Neogen Corporation has announced it has received a letter of no objection for its pathogen DNA confirmation method which produces results in 24 hours.
The NeoSEEK method received a letter of no objection from the US Department of Agriculture’s (USDA) Food Safety and Inspection Service (FSIS) to detect Shiga toxin-producing strains of E.coli (STECs).
The letter of no objection allows the use of the NeoSEEK STEC system as a confirmatory method for six STEC serogroups (O26, O45, O103, O111, O121, and O145).
The confirmation method is different than the USDA approval given to detection methods from firms such as DuPont Qualicon and BioControl Systems.

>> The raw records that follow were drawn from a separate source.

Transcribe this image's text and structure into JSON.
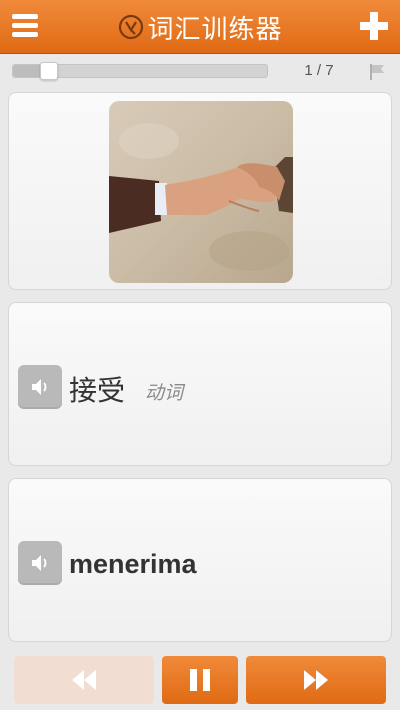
{
  "header": {
    "title": "词汇训练器",
    "menu_icon": "menu-icon",
    "add_icon": "plus-icon",
    "logo_icon": "logo-icon",
    "accent_color": "#e8761f"
  },
  "progress": {
    "counter": "1 / 7",
    "fraction": 0.14,
    "flag_icon": "flag-icon"
  },
  "card": {
    "image_description_icon": "handshake-image",
    "word": "接受",
    "part_of_speech": "动词",
    "translation": "menerima",
    "sound_icon": "speaker-icon"
  },
  "controls": {
    "prev_icon": "rewind-icon",
    "pause_icon": "pause-icon",
    "next_icon": "fast-forward-icon"
  }
}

The system is comparable to the USDA reference method, FSIS MLG 5B.02, which can take three or more days to achieve a confirmatory result, while Neogen claim their method provides results within 24 hours.
It assays a number of independent genetic markers to detect and identify pathogens, which provides actionable results quicker than conventional cultural methods.
NeoSEEK provides confirmatory results from the enrichment broth, eliminating the need for single colony isolation and allowing for accuracy while delivering quicker confirmatory results.
The letter allows companies to use the system to comply with the USDA’s regulation that requires the testing of raw beef trim for six new STEC serogroups as well as 0157:H7.
“The letter from the USDA provides further assurance to our customers that our NeoSEEK system performs as designed,” said James Herbert, Neogen’s chairman and CEO.
“As worldwide food regulation has evolved to address newly identified threats to our global food supply, such as STECs, Neogen’s test systems have evolved to rapidly and accurately detect those threats.
“NeoSEEK provides the DNA-definitive test the food industry needs that has been proven to be comparable to the older reference method, yet provides much quicker results.”
Neogen received the USDA’s letter of no objection as a result of studies validating the effectiveness of the system.
The technology uses mass spectrometry-based multiplexing to determine the genetic composition of bacteria in a food sample, and then compares those results with the known genetic makeup of the target E.coli strains to identify and differentiate the target strains.
The FSIS announced in June that it would start testing for the six non-0157 strains of Shiga toxin-producing E.coli (STEC) in raw beef manufacturing trimmings.